Former Pennsylvania Governor Tom Ridge spoke to Philadelphia area business people Wednesday on the economic potential of the state's natural gas deposits. While the Ridge event was closed to the public and the press, a group of activists outside the event protested the industry's impact on water supplies.

Outside the Doubletree Hotel in downtown Philadelphia several dozen people held signs, calling for an end to "fracking."  Fracking is the common name for a process that injects water, sand and chemicals into the ground to help release natural gas deeply buried in what is known as the Marcellus Shale.

Susquehanna County resident Rebecca Roter held up a bottle of cloudy water that she said came from a house in neighboring Bradford County.

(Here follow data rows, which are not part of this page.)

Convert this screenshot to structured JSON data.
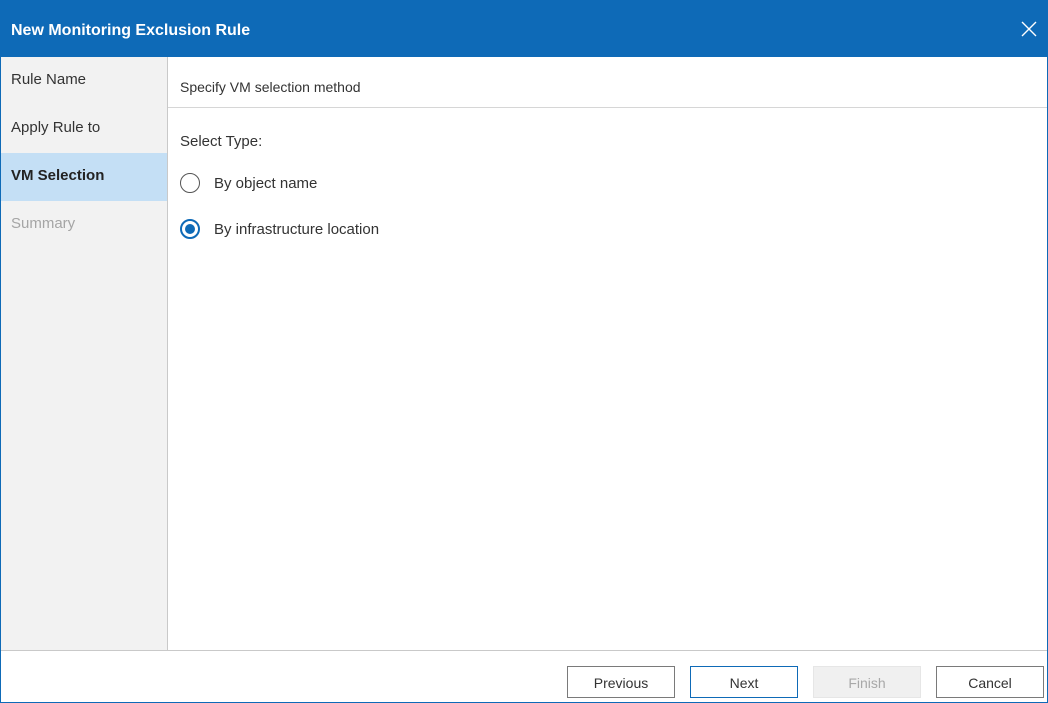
{
  "window": {
    "title": "New Monitoring Exclusion Rule",
    "close_icon": "close-icon"
  },
  "sidebar": {
    "items": [
      {
        "label": "Rule Name",
        "state": "normal"
      },
      {
        "label": "Apply Rule to",
        "state": "normal"
      },
      {
        "label": "VM Selection",
        "state": "active"
      },
      {
        "label": "Summary",
        "state": "disabled"
      }
    ]
  },
  "main": {
    "header": "Specify VM selection method",
    "select_type_label": "Select Type:",
    "options": [
      {
        "label": "By object name",
        "checked": false
      },
      {
        "label": "By infrastructure location",
        "checked": true
      }
    ]
  },
  "buttons": {
    "previous": "Previous",
    "next": "Next",
    "finish": "Finish",
    "cancel": "Cancel"
  },
  "colors": {
    "accent": "#0e6ab7",
    "active_nav_bg": "#c4dff5",
    "sidebar_bg": "#f2f2f2"
  }
}
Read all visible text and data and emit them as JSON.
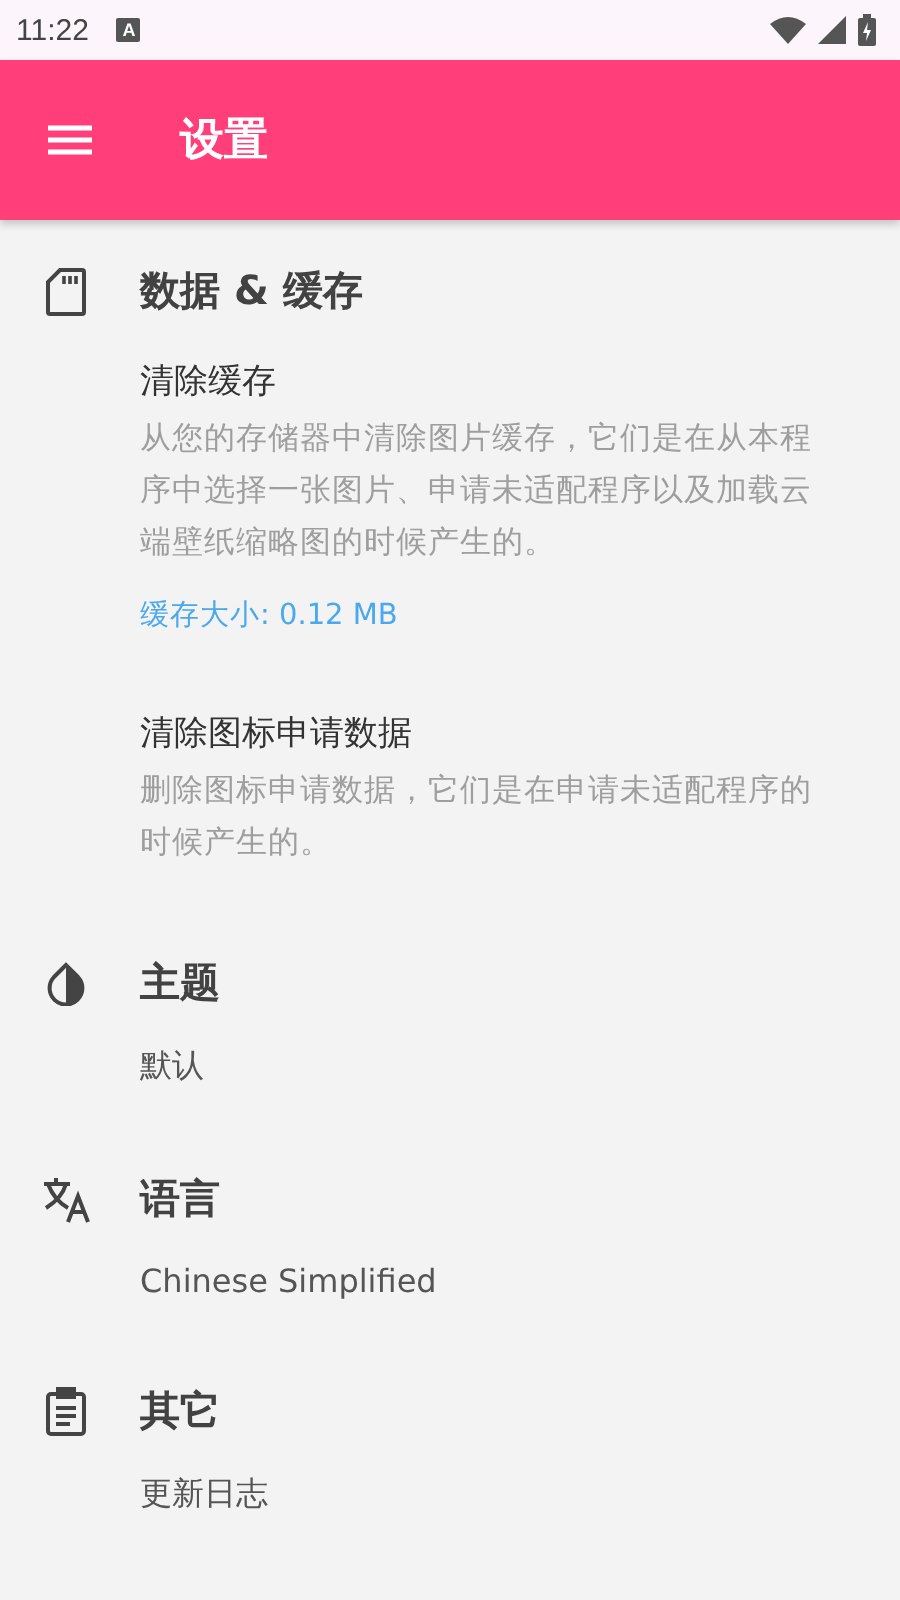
{
  "status_bar": {
    "time": "11:22",
    "notification": "A"
  },
  "app_bar": {
    "title": "设置"
  },
  "sections": [
    {
      "kind": "storage",
      "title": "数据 & 缓存",
      "items": [
        {
          "title": "清除缓存",
          "summary": "从您的存储器中清除图片缓存，它们是在从本程序中选择一张图片、申请未适配程序以及加载云端壁纸缩略图的时候产生的。",
          "note": "缓存大小: 0.12 MB"
        },
        {
          "title": "清除图标申请数据",
          "summary": "删除图标申请数据，它们是在申请未适配程序的时候产生的。"
        }
      ]
    },
    {
      "kind": "theme",
      "title": "主题",
      "items": [
        {
          "value": "默认"
        }
      ]
    },
    {
      "kind": "language",
      "title": "语言",
      "items": [
        {
          "value": "Chinese Simplified"
        }
      ]
    },
    {
      "kind": "other",
      "title": "其它",
      "items": [
        {
          "value": "更新日志"
        }
      ]
    }
  ]
}
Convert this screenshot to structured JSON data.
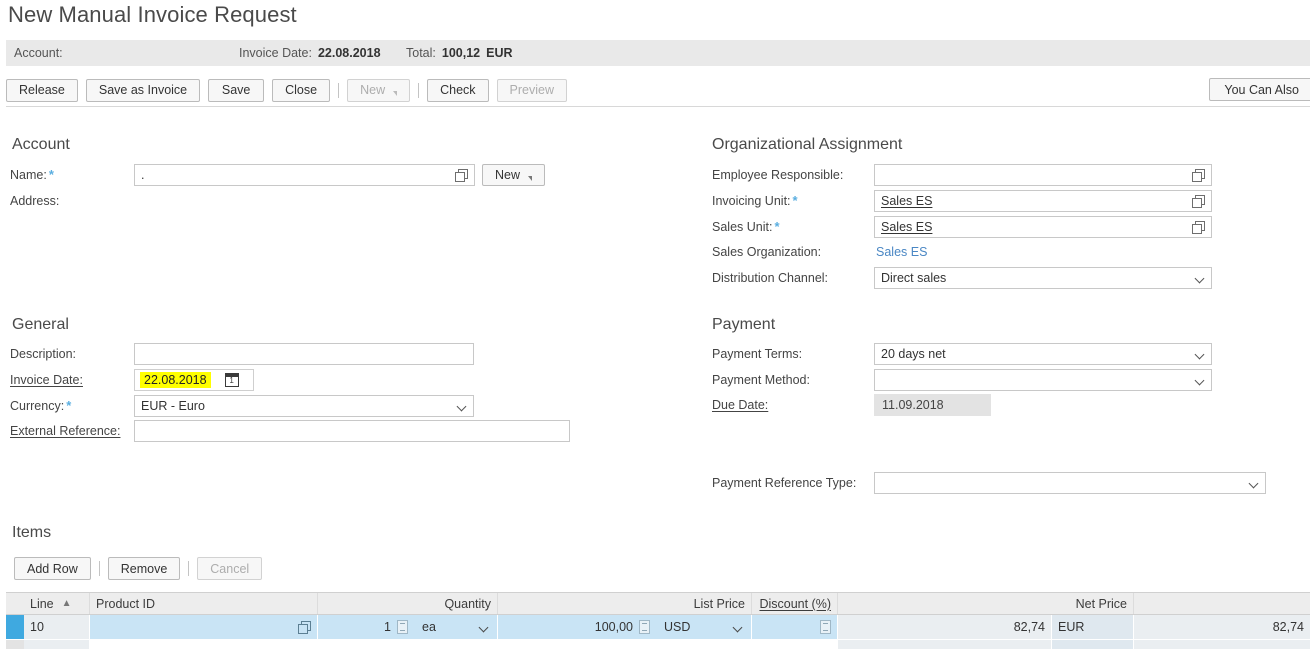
{
  "page": {
    "title": "New Manual Invoice Request"
  },
  "summary": {
    "account_label": "Account:",
    "account_value": "",
    "invoice_date_label": "Invoice Date:",
    "invoice_date_value": "22.08.2018",
    "total_label": "Total:",
    "total_value": "100,12",
    "total_currency": "EUR"
  },
  "toolbar": {
    "release": "Release",
    "save_as_invoice": "Save as Invoice",
    "save": "Save",
    "close": "Close",
    "new": "New",
    "check": "Check",
    "preview": "Preview",
    "you_can_also": "You Can Also"
  },
  "account": {
    "heading": "Account",
    "name_label": "Name:",
    "name_value": ".",
    "new_button": "New",
    "address_label": "Address:",
    "address_value": ""
  },
  "organizational": {
    "heading": "Organizational Assignment",
    "employee_responsible_label": "Employee Responsible:",
    "employee_responsible_value": "",
    "invoicing_unit_label": "Invoicing Unit:",
    "invoicing_unit_value": "Sales ES",
    "sales_unit_label": "Sales Unit:",
    "sales_unit_value": "Sales ES",
    "sales_organization_label": "Sales Organization:",
    "sales_organization_value": "Sales ES",
    "distribution_channel_label": "Distribution Channel:",
    "distribution_channel_value": "Direct sales"
  },
  "general": {
    "heading": "General",
    "description_label": "Description:",
    "description_value": "",
    "invoice_date_label": "Invoice Date:",
    "invoice_date_value": "22.08.2018",
    "currency_label": "Currency:",
    "currency_value": "EUR - Euro",
    "external_reference_label": "External Reference:",
    "external_reference_value": ""
  },
  "payment": {
    "heading": "Payment",
    "payment_terms_label": "Payment Terms:",
    "payment_terms_value": "20 days net",
    "payment_method_label": "Payment Method:",
    "payment_method_value": "",
    "due_date_label": "Due Date:",
    "due_date_value": "11.09.2018",
    "payment_reference_type_label": "Payment Reference Type:",
    "payment_reference_type_value": ""
  },
  "items": {
    "heading": "Items",
    "add_row": "Add Row",
    "remove": "Remove",
    "cancel": "Cancel",
    "columns": {
      "line": "Line",
      "product_id": "Product ID",
      "quantity": "Quantity",
      "list_price": "List Price",
      "discount": "Discount (%)",
      "net_price": "Net Price"
    },
    "rows": [
      {
        "line": "10",
        "product_id": "",
        "quantity": "1",
        "uom": "ea",
        "list_price": "100,00",
        "list_price_currency": "USD",
        "discount": "",
        "net_price": "82,74",
        "net_price_currency": "EUR",
        "net_value": "82,74"
      }
    ]
  },
  "colors": {
    "accent": "#3fa9e0",
    "row_selected": "#c9e4f5",
    "required_star": "#5aaee0",
    "link": "#4a87c4",
    "highlight": "#ffff00"
  }
}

"I would say it's gray, and it looks like, bentonite is a drilling mud they use to drill, and the first time I saw that I thought of bentonite. Not something I would want to drink, shower in, or give to my pets, my family," said Roter.

Roter says the abundant drilling for natural gas upstate is polluting residential water wells.

The Department of Environmental Protection just issued a million-dollar fine to Chesapeake Energy for contaminating drinking water in Bradford County.

But industry officials say drilling can be done safely. 

"It's in our business interest. This is a long term commitment to our region. And we're absolutely dedicated to ensuring our water resources are protected," said Travis Windle spokesman for the Marcellus Shale Coalition. 

Windle added that the industry supports new regulations requiring stronger gas wells to keep fracking chemicals and methane out of the water supply.